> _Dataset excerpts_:
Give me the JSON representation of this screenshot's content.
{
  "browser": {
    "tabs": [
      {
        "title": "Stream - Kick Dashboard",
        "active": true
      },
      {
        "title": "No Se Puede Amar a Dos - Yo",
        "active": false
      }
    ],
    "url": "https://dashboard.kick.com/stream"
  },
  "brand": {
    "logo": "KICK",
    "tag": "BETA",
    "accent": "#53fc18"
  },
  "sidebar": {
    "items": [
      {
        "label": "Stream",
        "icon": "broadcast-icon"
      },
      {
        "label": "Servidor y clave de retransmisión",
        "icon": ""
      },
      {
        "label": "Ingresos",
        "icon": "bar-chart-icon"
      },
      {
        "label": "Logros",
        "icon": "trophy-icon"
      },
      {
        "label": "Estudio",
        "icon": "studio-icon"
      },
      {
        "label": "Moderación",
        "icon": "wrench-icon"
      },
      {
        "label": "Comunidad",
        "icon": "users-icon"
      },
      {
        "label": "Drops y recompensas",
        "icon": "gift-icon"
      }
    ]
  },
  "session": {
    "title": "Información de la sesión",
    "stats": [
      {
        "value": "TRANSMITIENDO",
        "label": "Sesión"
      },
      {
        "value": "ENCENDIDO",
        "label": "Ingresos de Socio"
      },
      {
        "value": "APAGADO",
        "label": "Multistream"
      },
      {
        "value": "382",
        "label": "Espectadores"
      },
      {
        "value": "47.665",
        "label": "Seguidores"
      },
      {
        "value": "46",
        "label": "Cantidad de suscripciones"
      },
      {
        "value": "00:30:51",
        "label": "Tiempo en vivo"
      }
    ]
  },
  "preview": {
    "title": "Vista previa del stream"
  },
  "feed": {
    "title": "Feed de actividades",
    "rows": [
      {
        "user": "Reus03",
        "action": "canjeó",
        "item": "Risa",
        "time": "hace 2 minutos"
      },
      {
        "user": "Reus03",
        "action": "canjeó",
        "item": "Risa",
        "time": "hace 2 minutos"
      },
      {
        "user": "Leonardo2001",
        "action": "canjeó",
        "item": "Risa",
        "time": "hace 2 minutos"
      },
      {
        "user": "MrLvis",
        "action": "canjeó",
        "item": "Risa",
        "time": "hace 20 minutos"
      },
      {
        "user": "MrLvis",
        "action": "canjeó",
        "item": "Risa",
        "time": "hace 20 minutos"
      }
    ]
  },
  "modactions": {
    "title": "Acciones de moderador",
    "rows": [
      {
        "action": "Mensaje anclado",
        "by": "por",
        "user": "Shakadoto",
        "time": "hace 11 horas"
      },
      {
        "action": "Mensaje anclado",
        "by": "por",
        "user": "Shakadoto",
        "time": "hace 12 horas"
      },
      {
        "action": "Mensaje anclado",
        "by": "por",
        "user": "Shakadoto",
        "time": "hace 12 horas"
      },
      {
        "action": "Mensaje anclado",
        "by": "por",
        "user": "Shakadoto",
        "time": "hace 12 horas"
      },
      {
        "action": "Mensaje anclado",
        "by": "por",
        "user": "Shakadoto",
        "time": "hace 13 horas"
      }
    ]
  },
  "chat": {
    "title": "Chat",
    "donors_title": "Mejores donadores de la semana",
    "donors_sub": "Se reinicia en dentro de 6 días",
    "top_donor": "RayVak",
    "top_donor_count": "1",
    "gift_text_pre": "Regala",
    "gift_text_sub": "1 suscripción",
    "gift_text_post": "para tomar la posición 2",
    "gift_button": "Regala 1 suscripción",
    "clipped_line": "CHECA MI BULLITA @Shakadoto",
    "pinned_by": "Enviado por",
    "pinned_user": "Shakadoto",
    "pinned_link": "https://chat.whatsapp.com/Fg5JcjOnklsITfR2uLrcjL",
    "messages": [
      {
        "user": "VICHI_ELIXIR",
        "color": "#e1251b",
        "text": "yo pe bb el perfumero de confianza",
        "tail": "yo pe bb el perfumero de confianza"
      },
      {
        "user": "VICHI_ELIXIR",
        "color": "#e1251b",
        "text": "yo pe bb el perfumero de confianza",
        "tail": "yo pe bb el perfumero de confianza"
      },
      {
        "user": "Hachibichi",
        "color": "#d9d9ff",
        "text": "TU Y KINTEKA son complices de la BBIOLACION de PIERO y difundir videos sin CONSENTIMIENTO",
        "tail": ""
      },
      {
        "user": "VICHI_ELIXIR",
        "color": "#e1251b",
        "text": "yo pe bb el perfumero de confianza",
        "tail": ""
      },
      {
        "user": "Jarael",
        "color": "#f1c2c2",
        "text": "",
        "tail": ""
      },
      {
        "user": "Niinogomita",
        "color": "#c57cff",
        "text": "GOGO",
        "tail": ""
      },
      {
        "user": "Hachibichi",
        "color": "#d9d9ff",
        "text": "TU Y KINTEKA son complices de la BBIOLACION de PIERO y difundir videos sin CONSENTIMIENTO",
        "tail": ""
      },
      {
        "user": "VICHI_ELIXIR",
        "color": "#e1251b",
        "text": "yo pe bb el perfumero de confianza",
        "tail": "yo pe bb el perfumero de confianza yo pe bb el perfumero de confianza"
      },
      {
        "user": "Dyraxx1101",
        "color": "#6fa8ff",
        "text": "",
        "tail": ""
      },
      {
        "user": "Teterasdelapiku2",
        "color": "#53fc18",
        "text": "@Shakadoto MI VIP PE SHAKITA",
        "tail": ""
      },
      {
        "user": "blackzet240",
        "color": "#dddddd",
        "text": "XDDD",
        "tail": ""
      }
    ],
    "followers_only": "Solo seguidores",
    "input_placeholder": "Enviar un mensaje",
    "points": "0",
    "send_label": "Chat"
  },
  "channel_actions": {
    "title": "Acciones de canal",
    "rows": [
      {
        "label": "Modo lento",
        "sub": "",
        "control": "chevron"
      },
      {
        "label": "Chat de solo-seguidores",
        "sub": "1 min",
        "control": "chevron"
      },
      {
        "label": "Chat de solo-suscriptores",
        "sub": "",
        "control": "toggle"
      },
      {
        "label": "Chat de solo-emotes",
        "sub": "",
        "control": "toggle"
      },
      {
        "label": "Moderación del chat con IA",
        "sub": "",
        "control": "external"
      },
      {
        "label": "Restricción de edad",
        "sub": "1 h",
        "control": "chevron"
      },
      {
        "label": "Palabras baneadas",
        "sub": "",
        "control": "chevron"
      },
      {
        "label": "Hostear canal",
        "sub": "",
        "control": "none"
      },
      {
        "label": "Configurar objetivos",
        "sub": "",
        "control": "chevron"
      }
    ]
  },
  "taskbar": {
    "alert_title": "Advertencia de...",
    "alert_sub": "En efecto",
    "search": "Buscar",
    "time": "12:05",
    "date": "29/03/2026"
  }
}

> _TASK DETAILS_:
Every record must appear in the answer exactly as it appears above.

> _YOUR RESPONSE_:
Give me the JSON representation of this screenshot's content.
{
  "browser": {
    "tabs": [
      {
        "title": "Stream - Kick Dashboard",
        "active": true
      },
      {
        "title": "No Se Puede Amar a Dos - Yo",
        "active": false
      }
    ],
    "url": "https://dashboard.kick.com/stream"
  },
  "brand": {
    "logo": "KICK",
    "tag": "BETA",
    "accent": "#53fc18"
  },
  "sidebar": {
    "items": [
      {
        "label": "Stream",
        "icon": "broadcast-icon"
      },
      {
        "label": "Servidor y clave de retransmisión",
        "icon": ""
      },
      {
        "label": "Ingresos",
        "icon": "bar-chart-icon"
      },
      {
        "label": "Logros",
        "icon": "trophy-icon"
      },
      {
        "label": "Estudio",
        "icon": "studio-icon"
      },
      {
        "label": "Moderación",
        "icon": "wrench-icon"
      },
      {
        "label": "Comunidad",
        "icon": "users-icon"
      },
      {
        "label": "Drops y recompensas",
        "icon": "gift-icon"
      }
    ]
  },
  "session": {
    "title": "Información de la sesión",
    "stats": [
      {
        "value": "TRANSMITIENDO",
        "label": "Sesión"
      },
      {
        "value": "ENCENDIDO",
        "label": "Ingresos de Socio"
      },
      {
        "value": "APAGADO",
        "label": "Multistream"
      },
      {
        "value": "382",
        "label": "Espectadores"
      },
      {
        "value": "47.665",
        "label": "Seguidores"
      },
      {
        "value": "46",
        "label": "Cantidad de suscripciones"
      },
      {
        "value": "00:30:51",
        "label": "Tiempo en vivo"
      }
    ]
  },
  "preview": {
    "title": "Vista previa del stream"
  },
  "feed": {
    "title": "Feed de actividades",
    "rows": [
      {
        "user": "Reus03",
        "action": "canjeó",
        "item": "Risa",
        "time": "hace 2 minutos"
      },
      {
        "user": "Reus03",
        "action": "canjeó",
        "item": "Risa",
        "time": "hace 2 minutos"
      },
      {
        "user": "Leonardo2001",
        "action": "canjeó",
        "item": "Risa",
        "time": "hace 2 minutos"
      },
      {
        "user": "MrLvis",
        "action": "canjeó",
        "item": "Risa",
        "time": "hace 20 minutos"
      },
      {
        "user": "MrLvis",
        "action": "canjeó",
        "item": "Risa",
        "time": "hace 20 minutos"
      }
    ]
  },
  "modactions": {
    "title": "Acciones de moderador",
    "rows": [
      {
        "action": "Mensaje anclado",
        "by": "por",
        "user": "Shakadoto",
        "time": "hace 11 horas"
      },
      {
        "action": "Mensaje anclado",
        "by": "por",
        "user": "Shakadoto",
        "time": "hace 12 horas"
      },
      {
        "action": "Mensaje anclado",
        "by": "por",
        "user": "Shakadoto",
        "time": "hace 12 horas"
      },
      {
        "action": "Mensaje anclado",
        "by": "por",
        "user": "Shakadoto",
        "time": "hace 12 horas"
      },
      {
        "action": "Mensaje anclado",
        "by": "por",
        "user": "Shakadoto",
        "time": "hace 13 horas"
      }
    ]
  },
  "chat": {
    "title": "Chat",
    "donors_title": "Mejores donadores de la semana",
    "donors_sub": "Se reinicia en dentro de 6 días",
    "top_donor": "RayVak",
    "top_donor_count": "1",
    "gift_text_pre": "Regala",
    "gift_text_sub": "1 suscripción",
    "gift_text_post": "para tomar la posición 2",
    "gift_button": "Regala 1 suscripción",
    "clipped_line": "CHECA MI BULLITA @Shakadoto",
    "pinned_by": "Enviado por",
    "pinned_user": "Shakadoto",
    "pinned_link": "https://chat.whatsapp.com/Fg5JcjOnklsITfR2uLrcjL",
    "messages": [
      {
        "user": "VICHI_ELIXIR",
        "color": "#e1251b",
        "text": "yo pe bb el perfumero de confianza",
        "tail": "yo pe bb el perfumero de confianza"
      },
      {
        "user": "VICHI_ELIXIR",
        "color": "#e1251b",
        "text": "yo pe bb el perfumero de confianza",
        "tail": "yo pe bb el perfumero de confianza"
      },
      {
        "user": "Hachibichi",
        "color": "#d9d9ff",
        "text": "TU Y KINTEKA son complices de la BBIOLACION de PIERO y difundir videos sin CONSENTIMIENTO",
        "tail": ""
      },
      {
        "user": "VICHI_ELIXIR",
        "color": "#e1251b",
        "text": "yo pe bb el perfumero de confianza",
        "tail": ""
      },
      {
        "user": "Jarael",
        "color": "#f1c2c2",
        "text": "",
        "tail": ""
      },
      {
        "user": "Niinogomita",
        "color": "#c57cff",
        "text": "GOGO",
        "tail": ""
      },
      {
        "user": "Hachibichi",
        "color": "#d9d9ff",
        "text": "TU Y KINTEKA son complices de la BBIOLACION de PIERO y difundir videos sin CONSENTIMIENTO",
        "tail": ""
      },
      {
        "user": "VICHI_ELIXIR",
        "color": "#e1251b",
        "text": "yo pe bb el perfumero de confianza",
        "tail": "yo pe bb el perfumero de confianza yo pe bb el perfumero de confianza"
      },
      {
        "user": "Dyraxx1101",
        "color": "#6fa8ff",
        "text": "",
        "tail": ""
      },
      {
        "user": "Teterasdelapiku2",
        "color": "#53fc18",
        "text": "@Shakadoto MI VIP PE SHAKITA",
        "tail": ""
      },
      {
        "user": "blackzet240",
        "color": "#dddddd",
        "text": "XDDD",
        "tail": ""
      }
    ],
    "followers_only": "Solo seguidores",
    "input_placeholder": "Enviar un mensaje",
    "points": "0",
    "send_label": "Chat"
  },
  "channel_actions": {
    "title": "Acciones de canal",
    "rows": [
      {
        "label": "Modo lento",
        "sub": "",
        "control": "chevron"
      },
      {
        "label": "Chat de solo-seguidores",
        "sub": "1 min",
        "control": "chevron"
      },
      {
        "label": "Chat de solo-suscriptores",
        "sub": "",
        "control": "toggle"
      },
      {
        "label": "Chat de solo-emotes",
        "sub": "",
        "control": "toggle"
      },
      {
        "label": "Moderación del chat con IA",
        "sub": "",
        "control": "external"
      },
      {
        "label": "Restricción de edad",
        "sub": "1 h",
        "control": "chevron"
      },
      {
        "label": "Palabras baneadas",
        "sub": "",
        "control": "chevron"
      },
      {
        "label": "Hostear canal",
        "sub": "",
        "control": "none"
      },
      {
        "label": "Configurar objetivos",
        "sub": "",
        "control": "chevron"
      }
    ]
  },
  "taskbar": {
    "alert_title": "Advertencia de...",
    "alert_sub": "En efecto",
    "search": "Buscar",
    "time": "12:05",
    "date": "29/03/2026"
  }
}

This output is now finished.